A double-check with a knight and a rook: a turning point in the endgame

Oct 19, 2008, 12:00 AM |
3 | Endgames

In this game, the Black player chose to be very agressive during the opening. There were four Checks against the White King until move fourteen. Besides, this player opted for developing a Bishop and the Queen, and a knight, after the former was captured.

The White player chose to develop pieces and to hold the center of the board. This player developed the Queen to defend his positions and used a line of peons to make more room for the other pieces.

The 14th move is very important. Both players had 4 points each. But the White player commits a mistake leaving position f3 unprotected. The Black player identified a good opportunity to take advantage of that mistake: a knight rook against the King and the Queen! After capturing White's Queen, a material advantage was established.

After the Black's knight is captured, the Black player decides to attack at the center with the Queen. At this point, the White player had to rethink its strategy for the middle and endgame. The risk of loosing control of the center of the chessboard and/or loosing more pieces would imply in defeat. It was necessary to counter-attack.

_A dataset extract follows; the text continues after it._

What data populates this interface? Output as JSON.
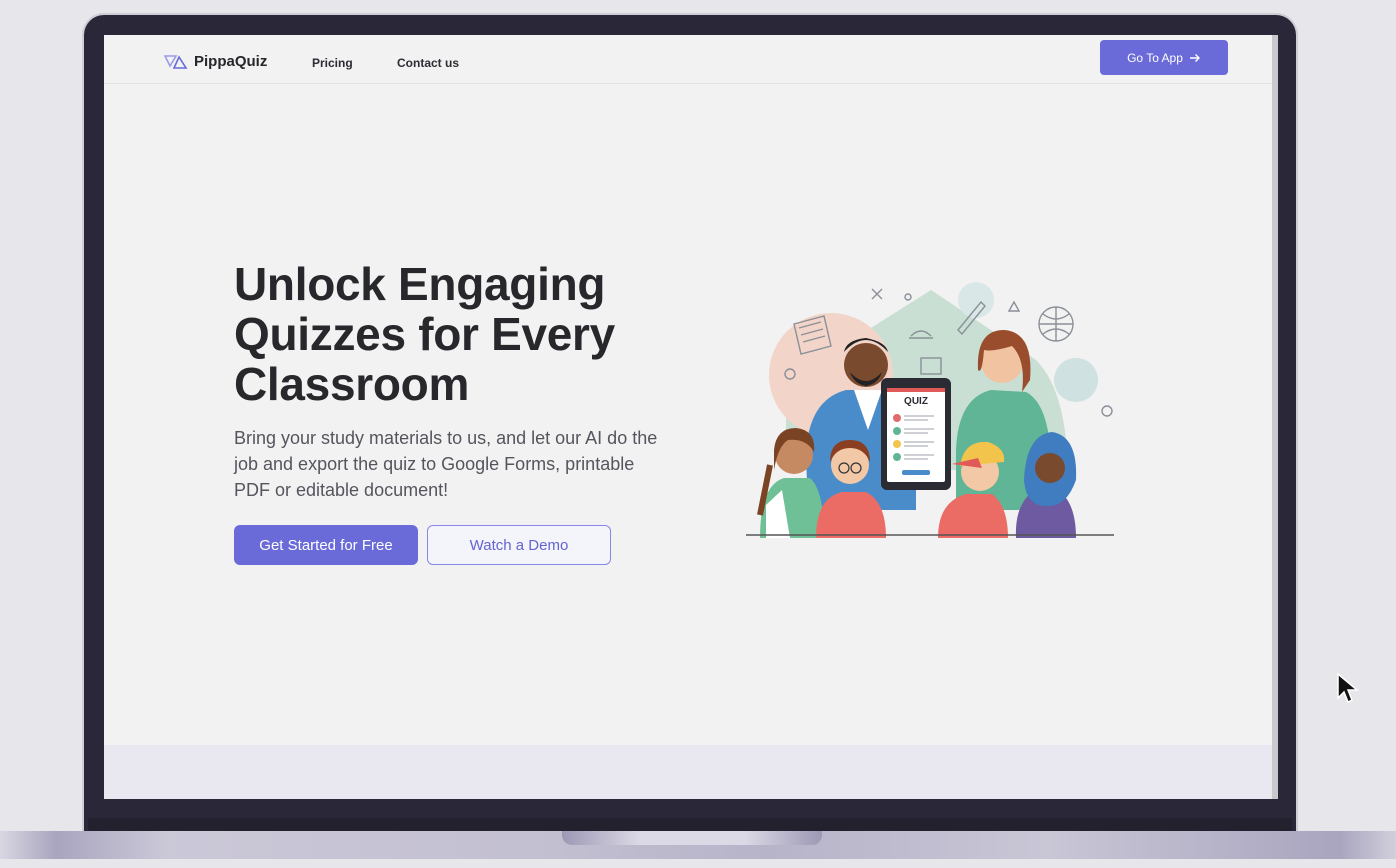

The 17th move, therefore, is a critical point for the White player. At this point, White had two "free to move" rooks and two knights at the center, besides a lot of space for maneuvering. However, it was only a question of time for the black Queen to take control of the center or to create more damage.

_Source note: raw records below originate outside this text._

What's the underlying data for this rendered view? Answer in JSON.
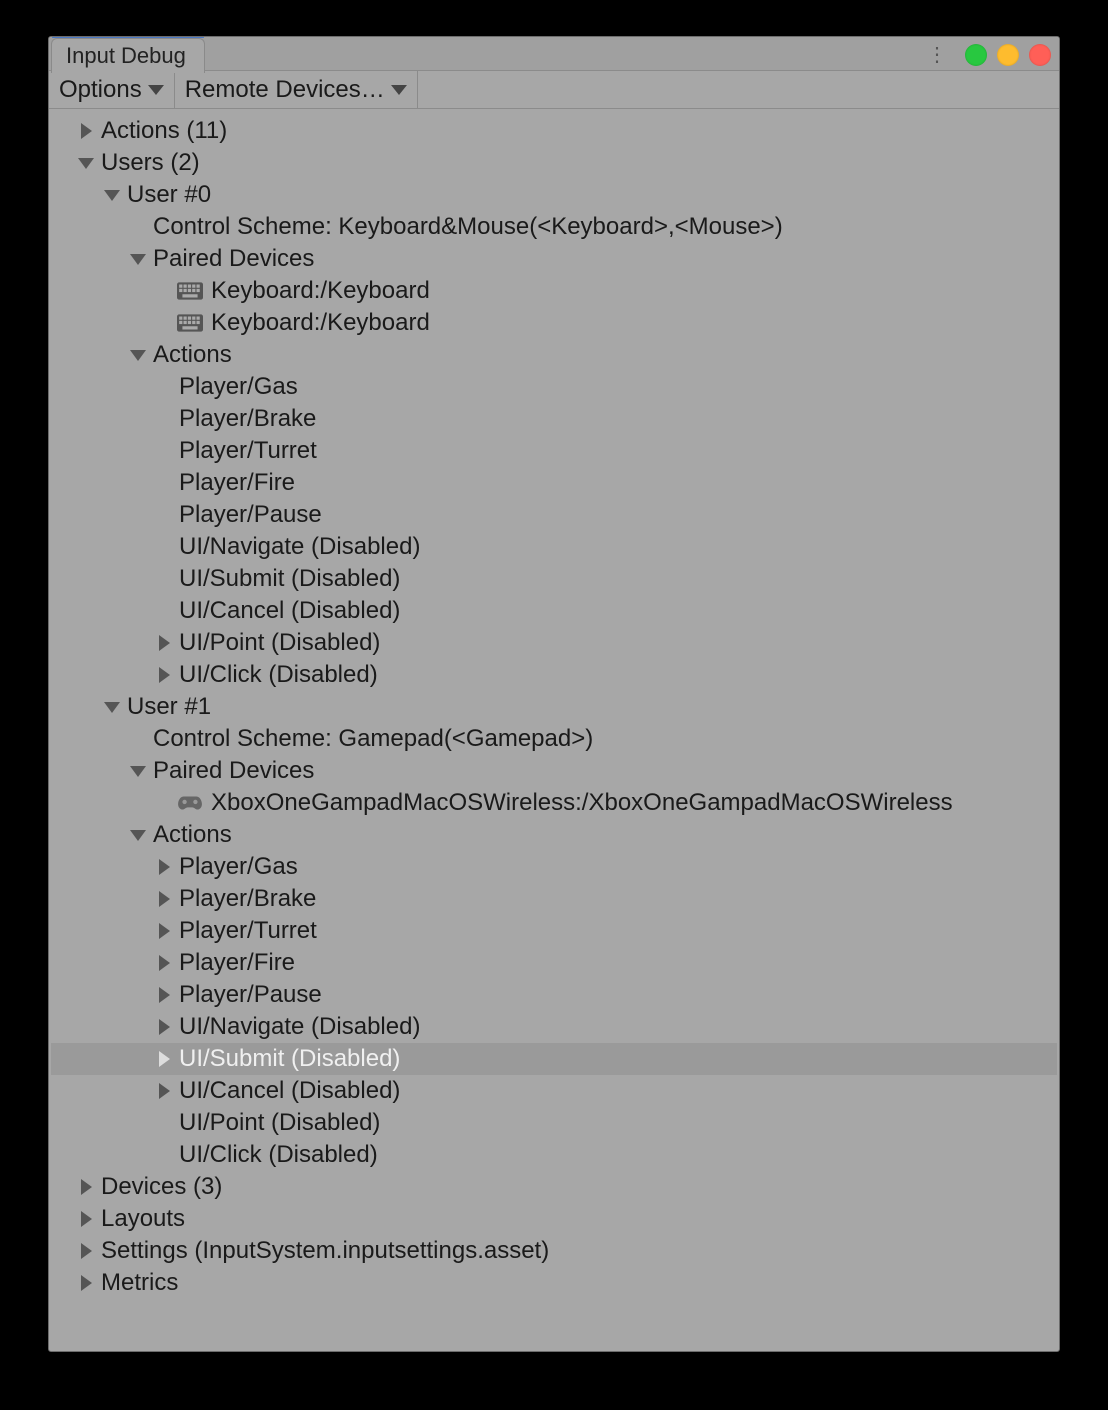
{
  "tab_title": "Input Debug",
  "toolbar": {
    "options_label": "Options",
    "remote_label": "Remote Devices…"
  },
  "tree": {
    "actions": {
      "label": "Actions (11)"
    },
    "users": {
      "label": "Users (2)",
      "user0": {
        "label": "User #0",
        "scheme": "Control Scheme: Keyboard&Mouse(<Keyboard>,<Mouse>)",
        "paired_label": "Paired Devices",
        "devices": [
          "Keyboard:/Keyboard",
          "Keyboard:/Keyboard"
        ],
        "actions_label": "Actions",
        "actions": [
          {
            "label": "Player/Gas",
            "fold": "none"
          },
          {
            "label": "Player/Brake",
            "fold": "none"
          },
          {
            "label": "Player/Turret",
            "fold": "none"
          },
          {
            "label": "Player/Fire",
            "fold": "none"
          },
          {
            "label": "Player/Pause",
            "fold": "none"
          },
          {
            "label": "UI/Navigate (Disabled)",
            "fold": "none"
          },
          {
            "label": "UI/Submit (Disabled)",
            "fold": "none"
          },
          {
            "label": "UI/Cancel (Disabled)",
            "fold": "none"
          },
          {
            "label": "UI/Point (Disabled)",
            "fold": "right"
          },
          {
            "label": "UI/Click (Disabled)",
            "fold": "right"
          }
        ]
      },
      "user1": {
        "label": "User #1",
        "scheme": "Control Scheme: Gamepad(<Gamepad>)",
        "paired_label": "Paired Devices",
        "devices": [
          "XboxOneGampadMacOSWireless:/XboxOneGampadMacOSWireless"
        ],
        "actions_label": "Actions",
        "actions": [
          {
            "label": "Player/Gas",
            "fold": "right"
          },
          {
            "label": "Player/Brake",
            "fold": "right"
          },
          {
            "label": "Player/Turret",
            "fold": "right"
          },
          {
            "label": "Player/Fire",
            "fold": "right"
          },
          {
            "label": "Player/Pause",
            "fold": "right"
          },
          {
            "label": "UI/Navigate (Disabled)",
            "fold": "right"
          },
          {
            "label": "UI/Submit (Disabled)",
            "fold": "right",
            "selected": true
          },
          {
            "label": "UI/Cancel (Disabled)",
            "fold": "right"
          },
          {
            "label": "UI/Point (Disabled)",
            "fold": "none"
          },
          {
            "label": "UI/Click (Disabled)",
            "fold": "none"
          }
        ]
      }
    },
    "devices": {
      "label": "Devices (3)"
    },
    "layouts": {
      "label": "Layouts"
    },
    "settings": {
      "label": "Settings (InputSystem.inputsettings.asset)"
    },
    "metrics": {
      "label": "Metrics"
    }
  }
}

The Black player fails to identify this turning point in White's plans. As evidence, on 17.Qc4, the Black player once again attack with the Queen in spite of developing other pieces to support her.

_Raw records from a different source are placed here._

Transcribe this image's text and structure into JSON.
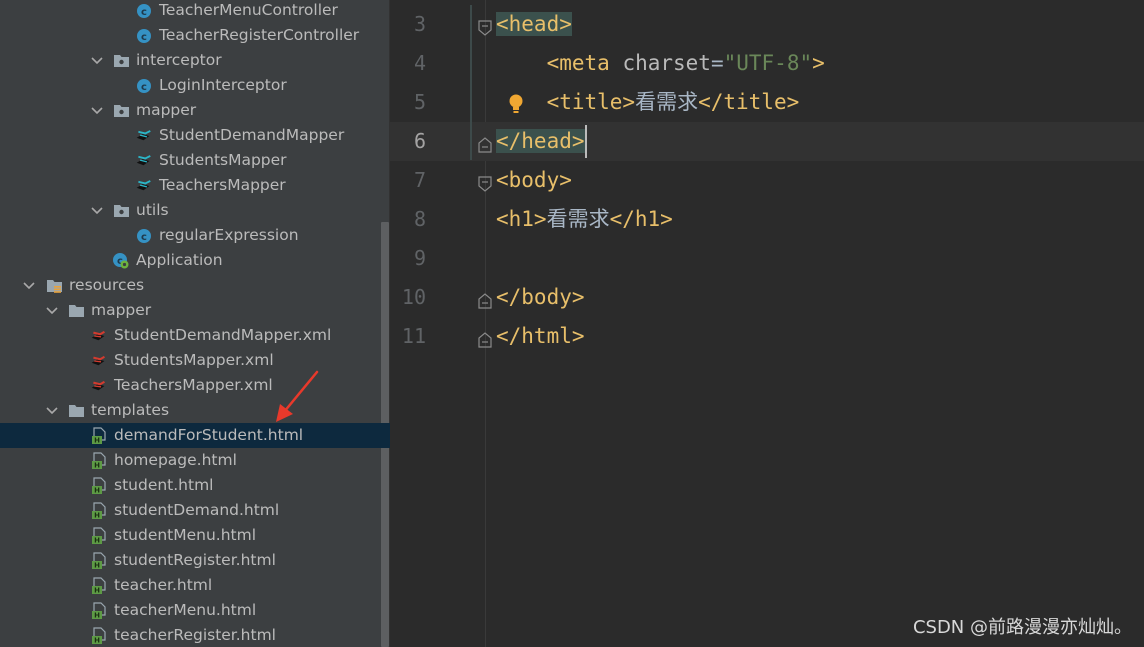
{
  "tree": {
    "items": [
      {
        "label": "TeacherMenuController",
        "icon": "class-icon"
      },
      {
        "label": "TeacherRegisterController",
        "icon": "class-icon"
      },
      {
        "label": "interceptor",
        "icon": "package-folder-icon",
        "expanded": true
      },
      {
        "label": "LoginInterceptor",
        "icon": "class-icon"
      },
      {
        "label": "mapper",
        "icon": "package-folder-icon",
        "expanded": true
      },
      {
        "label": "StudentDemandMapper",
        "icon": "mybatis-mapper-icon"
      },
      {
        "label": "StudentsMapper",
        "icon": "mybatis-mapper-icon"
      },
      {
        "label": "TeachersMapper",
        "icon": "mybatis-mapper-icon"
      },
      {
        "label": "utils",
        "icon": "package-folder-icon",
        "expanded": true
      },
      {
        "label": "regularExpression",
        "icon": "class-icon"
      },
      {
        "label": "Application",
        "icon": "spring-boot-class-icon"
      },
      {
        "label": "resources",
        "icon": "resources-folder-icon",
        "expanded": true
      },
      {
        "label": "mapper",
        "icon": "folder-icon",
        "expanded": true
      },
      {
        "label": "StudentDemandMapper.xml",
        "icon": "mybatis-xml-icon"
      },
      {
        "label": "StudentsMapper.xml",
        "icon": "mybatis-xml-icon"
      },
      {
        "label": "TeachersMapper.xml",
        "icon": "mybatis-xml-icon"
      },
      {
        "label": "templates",
        "icon": "folder-icon",
        "expanded": true
      },
      {
        "label": "demandForStudent.html",
        "icon": "html-file-icon",
        "selected": true
      },
      {
        "label": "homepage.html",
        "icon": "html-file-icon"
      },
      {
        "label": "student.html",
        "icon": "html-file-icon"
      },
      {
        "label": "studentDemand.html",
        "icon": "html-file-icon"
      },
      {
        "label": "studentMenu.html",
        "icon": "html-file-icon"
      },
      {
        "label": "studentRegister.html",
        "icon": "html-file-icon"
      },
      {
        "label": "teacher.html",
        "icon": "html-file-icon"
      },
      {
        "label": "teacherMenu.html",
        "icon": "html-file-icon"
      },
      {
        "label": "teacherRegister.html",
        "icon": "html-file-icon"
      }
    ]
  },
  "editor": {
    "current_line": "6",
    "lines": [
      {
        "num": "3",
        "tokens": [
          {
            "t": "<head>",
            "c": "tag",
            "hl": true
          }
        ],
        "fold": "start"
      },
      {
        "num": "4",
        "tokens": [
          {
            "t": "    ",
            "c": "indent"
          },
          {
            "t": "<meta ",
            "c": "tag"
          },
          {
            "t": "charset",
            "c": "attr"
          },
          {
            "t": "=",
            "c": "txt"
          },
          {
            "t": "\"UTF-8\"",
            "c": "str"
          },
          {
            "t": ">",
            "c": "tag"
          }
        ]
      },
      {
        "num": "5",
        "tokens": [
          {
            "t": "    ",
            "c": "indent"
          },
          {
            "t": "<title>",
            "c": "tag"
          },
          {
            "t": "看需求",
            "c": "txt"
          },
          {
            "t": "</title>",
            "c": "tag"
          }
        ],
        "bulb": true
      },
      {
        "num": "6",
        "tokens": [
          {
            "t": "</head>",
            "c": "tag",
            "hl": true
          }
        ],
        "fold": "end",
        "current": true
      },
      {
        "num": "7",
        "tokens": [
          {
            "t": "<body>",
            "c": "tag"
          }
        ],
        "fold": "start"
      },
      {
        "num": "8",
        "tokens": [
          {
            "t": "<h1>",
            "c": "tag"
          },
          {
            "t": "看需求",
            "c": "txt"
          },
          {
            "t": "</h1>",
            "c": "tag"
          }
        ]
      },
      {
        "num": "9",
        "tokens": []
      },
      {
        "num": "10",
        "tokens": [
          {
            "t": "</body>",
            "c": "tag"
          }
        ],
        "fold": "end"
      },
      {
        "num": "11",
        "tokens": [
          {
            "t": "</html>",
            "c": "tag"
          }
        ],
        "fold": "end"
      }
    ]
  },
  "watermark": "CSDN @前路漫漫亦灿灿。",
  "colors": {
    "tree_bg": "#3c3f41",
    "editor_bg": "#2b2b2b",
    "selection": "#0d293e",
    "tag": "#e8bf6a",
    "string": "#6a8759",
    "arrow": "#e8392b"
  }
}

In the endgame, the White player decides to attack position e7 with one of the rooks. The Black player identifies another opportunity for a fork, this time a Queen's fork against rooks. This move could have set such a material difference, it could have been decisive. But, White had a trick to perform.

The White player moves one of the knights into position f6 and attacking black's King. However, this move uncovered a rook's check, as well. This is called a double-check and it is a very powerful move. The Black King's route of escape was limited by its own allies! The White player advances with the rook to position e8 and that is a Checkmate!

We can see how the material advantage could have decided the game, unless such an unexpected turning point in the endgame had taken place. The White player succeeded in transforming space advantage and superior development of pieces into an very aggressive move, revealing a change of tactics.